→ ASSIGNED TASK
A single figure is required: the number of lines in the data below that hold the word "Finish".

Page and application data records
= = = =
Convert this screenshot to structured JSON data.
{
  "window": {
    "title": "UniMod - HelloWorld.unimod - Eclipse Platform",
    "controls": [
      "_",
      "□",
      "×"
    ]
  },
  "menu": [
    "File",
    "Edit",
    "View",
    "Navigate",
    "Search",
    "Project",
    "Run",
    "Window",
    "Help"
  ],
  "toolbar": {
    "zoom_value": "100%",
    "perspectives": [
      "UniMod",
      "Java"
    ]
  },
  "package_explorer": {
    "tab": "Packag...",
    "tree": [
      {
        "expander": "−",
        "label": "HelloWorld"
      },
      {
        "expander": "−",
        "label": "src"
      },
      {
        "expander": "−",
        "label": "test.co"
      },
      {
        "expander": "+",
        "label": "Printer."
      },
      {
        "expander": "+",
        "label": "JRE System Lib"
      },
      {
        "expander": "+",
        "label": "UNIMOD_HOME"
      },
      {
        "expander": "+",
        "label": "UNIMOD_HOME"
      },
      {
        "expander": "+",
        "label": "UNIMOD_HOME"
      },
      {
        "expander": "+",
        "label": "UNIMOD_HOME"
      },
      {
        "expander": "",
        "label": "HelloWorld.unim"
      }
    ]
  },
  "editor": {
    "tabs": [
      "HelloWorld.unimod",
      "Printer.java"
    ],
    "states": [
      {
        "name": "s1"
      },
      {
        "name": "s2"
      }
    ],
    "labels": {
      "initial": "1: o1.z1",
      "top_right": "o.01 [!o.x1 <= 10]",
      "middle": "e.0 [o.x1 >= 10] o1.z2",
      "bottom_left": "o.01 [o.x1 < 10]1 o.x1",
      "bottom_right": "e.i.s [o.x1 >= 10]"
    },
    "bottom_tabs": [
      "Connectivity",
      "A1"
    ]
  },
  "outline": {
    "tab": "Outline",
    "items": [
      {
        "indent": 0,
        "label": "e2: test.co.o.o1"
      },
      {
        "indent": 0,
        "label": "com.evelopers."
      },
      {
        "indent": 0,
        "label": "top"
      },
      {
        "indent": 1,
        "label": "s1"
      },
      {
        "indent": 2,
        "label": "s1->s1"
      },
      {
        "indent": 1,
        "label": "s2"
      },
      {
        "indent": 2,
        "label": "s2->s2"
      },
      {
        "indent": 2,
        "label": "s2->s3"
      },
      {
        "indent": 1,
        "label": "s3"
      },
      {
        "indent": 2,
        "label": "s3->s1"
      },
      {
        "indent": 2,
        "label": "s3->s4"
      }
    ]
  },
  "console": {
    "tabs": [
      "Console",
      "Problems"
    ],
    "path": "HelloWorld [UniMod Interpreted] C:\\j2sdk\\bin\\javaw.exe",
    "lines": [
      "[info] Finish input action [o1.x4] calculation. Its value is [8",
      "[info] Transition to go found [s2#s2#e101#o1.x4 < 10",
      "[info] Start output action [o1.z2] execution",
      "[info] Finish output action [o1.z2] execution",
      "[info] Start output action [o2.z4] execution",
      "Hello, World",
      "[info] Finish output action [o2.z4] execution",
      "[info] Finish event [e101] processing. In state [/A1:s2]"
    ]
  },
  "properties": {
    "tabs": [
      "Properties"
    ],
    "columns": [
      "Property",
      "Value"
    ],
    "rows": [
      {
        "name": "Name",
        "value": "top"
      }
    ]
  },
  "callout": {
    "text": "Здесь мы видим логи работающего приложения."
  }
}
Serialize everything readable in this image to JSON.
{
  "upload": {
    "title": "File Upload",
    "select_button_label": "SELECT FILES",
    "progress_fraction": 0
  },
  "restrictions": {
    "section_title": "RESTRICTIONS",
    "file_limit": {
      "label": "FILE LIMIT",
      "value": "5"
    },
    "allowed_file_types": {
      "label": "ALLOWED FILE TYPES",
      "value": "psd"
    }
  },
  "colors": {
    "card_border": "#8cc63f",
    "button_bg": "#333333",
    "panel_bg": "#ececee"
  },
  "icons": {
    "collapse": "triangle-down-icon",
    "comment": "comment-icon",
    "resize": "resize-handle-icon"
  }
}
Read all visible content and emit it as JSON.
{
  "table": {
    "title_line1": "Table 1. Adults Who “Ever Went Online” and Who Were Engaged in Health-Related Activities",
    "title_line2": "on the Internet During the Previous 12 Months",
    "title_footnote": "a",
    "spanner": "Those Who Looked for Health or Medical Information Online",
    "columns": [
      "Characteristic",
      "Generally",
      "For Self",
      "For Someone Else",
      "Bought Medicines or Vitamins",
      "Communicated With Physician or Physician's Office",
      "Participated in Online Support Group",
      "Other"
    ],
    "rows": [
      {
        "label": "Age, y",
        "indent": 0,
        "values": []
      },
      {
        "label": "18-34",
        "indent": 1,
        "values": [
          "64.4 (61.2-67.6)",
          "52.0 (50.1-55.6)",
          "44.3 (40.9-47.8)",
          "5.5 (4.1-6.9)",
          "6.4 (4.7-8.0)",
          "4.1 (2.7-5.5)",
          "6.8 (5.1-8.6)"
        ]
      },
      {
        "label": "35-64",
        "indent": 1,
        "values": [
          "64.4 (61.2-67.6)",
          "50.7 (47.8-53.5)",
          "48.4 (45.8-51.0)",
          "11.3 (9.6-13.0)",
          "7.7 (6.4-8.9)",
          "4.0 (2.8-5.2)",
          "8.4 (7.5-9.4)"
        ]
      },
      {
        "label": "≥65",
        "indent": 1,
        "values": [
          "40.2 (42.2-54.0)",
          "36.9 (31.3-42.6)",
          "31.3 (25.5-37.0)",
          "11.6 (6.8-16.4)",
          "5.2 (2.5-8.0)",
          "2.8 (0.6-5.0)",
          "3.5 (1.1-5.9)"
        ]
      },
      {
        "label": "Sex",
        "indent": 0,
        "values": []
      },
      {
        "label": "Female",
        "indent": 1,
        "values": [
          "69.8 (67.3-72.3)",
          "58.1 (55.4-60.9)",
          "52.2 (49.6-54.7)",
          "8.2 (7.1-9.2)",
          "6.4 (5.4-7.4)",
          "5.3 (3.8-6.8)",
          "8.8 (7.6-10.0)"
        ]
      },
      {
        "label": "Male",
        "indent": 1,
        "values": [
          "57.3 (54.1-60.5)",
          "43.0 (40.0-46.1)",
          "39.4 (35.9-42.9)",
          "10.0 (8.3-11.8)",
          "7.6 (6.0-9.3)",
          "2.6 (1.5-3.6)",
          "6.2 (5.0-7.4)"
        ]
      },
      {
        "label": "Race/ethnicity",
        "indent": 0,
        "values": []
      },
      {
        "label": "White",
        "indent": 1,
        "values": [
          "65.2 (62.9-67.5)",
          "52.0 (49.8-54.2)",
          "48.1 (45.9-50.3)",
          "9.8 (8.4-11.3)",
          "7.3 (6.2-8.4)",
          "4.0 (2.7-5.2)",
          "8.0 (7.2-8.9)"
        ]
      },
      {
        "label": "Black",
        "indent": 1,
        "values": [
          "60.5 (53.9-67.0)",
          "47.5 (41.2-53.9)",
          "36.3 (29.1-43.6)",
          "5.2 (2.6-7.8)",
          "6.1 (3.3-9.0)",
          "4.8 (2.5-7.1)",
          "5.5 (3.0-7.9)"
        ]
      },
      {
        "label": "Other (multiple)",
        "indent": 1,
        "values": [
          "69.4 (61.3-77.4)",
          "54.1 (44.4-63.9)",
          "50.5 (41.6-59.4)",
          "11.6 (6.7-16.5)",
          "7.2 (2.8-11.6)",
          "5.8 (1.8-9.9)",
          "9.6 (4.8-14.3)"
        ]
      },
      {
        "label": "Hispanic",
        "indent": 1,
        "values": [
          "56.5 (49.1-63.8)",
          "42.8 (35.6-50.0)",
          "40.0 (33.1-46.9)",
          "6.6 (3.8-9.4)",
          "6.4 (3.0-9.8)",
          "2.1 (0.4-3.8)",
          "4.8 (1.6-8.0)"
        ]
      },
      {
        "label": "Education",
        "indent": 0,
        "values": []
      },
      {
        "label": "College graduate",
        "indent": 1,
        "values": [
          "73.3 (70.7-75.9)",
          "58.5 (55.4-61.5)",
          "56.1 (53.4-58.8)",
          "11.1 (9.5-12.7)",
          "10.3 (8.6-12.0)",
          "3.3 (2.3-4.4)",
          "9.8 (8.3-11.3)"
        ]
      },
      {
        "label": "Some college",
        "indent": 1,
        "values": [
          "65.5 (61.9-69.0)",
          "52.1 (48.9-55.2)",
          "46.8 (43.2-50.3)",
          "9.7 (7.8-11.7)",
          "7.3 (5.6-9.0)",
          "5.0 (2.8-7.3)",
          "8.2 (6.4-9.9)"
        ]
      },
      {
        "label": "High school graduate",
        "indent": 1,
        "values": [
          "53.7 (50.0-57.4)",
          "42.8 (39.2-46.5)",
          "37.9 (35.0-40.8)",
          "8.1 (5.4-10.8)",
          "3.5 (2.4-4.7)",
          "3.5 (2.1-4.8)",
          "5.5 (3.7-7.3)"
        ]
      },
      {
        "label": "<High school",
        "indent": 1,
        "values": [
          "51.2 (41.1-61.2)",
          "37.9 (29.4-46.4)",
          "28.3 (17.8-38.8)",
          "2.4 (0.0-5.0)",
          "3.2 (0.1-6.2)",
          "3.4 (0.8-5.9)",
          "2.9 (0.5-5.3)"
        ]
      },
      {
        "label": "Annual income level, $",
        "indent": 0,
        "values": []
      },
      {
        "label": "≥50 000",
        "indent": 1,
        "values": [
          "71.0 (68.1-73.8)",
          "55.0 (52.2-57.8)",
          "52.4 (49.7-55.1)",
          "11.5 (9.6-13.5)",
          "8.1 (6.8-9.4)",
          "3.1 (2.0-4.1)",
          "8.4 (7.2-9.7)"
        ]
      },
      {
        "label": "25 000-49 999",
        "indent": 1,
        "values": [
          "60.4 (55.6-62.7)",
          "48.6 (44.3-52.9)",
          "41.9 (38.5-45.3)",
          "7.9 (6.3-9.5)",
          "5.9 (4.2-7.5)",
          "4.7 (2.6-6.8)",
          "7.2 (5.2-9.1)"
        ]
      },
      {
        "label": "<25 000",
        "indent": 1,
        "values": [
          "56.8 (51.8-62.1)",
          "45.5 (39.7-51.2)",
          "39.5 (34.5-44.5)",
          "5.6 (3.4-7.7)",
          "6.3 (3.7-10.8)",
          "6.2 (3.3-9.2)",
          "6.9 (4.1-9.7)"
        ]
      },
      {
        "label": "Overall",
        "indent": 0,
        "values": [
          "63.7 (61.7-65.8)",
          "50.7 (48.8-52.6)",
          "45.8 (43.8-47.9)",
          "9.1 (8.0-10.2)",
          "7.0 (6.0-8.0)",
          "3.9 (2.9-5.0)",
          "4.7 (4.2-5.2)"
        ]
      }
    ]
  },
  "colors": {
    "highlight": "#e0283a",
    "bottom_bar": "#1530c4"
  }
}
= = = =
→ TASK OUTPUT
4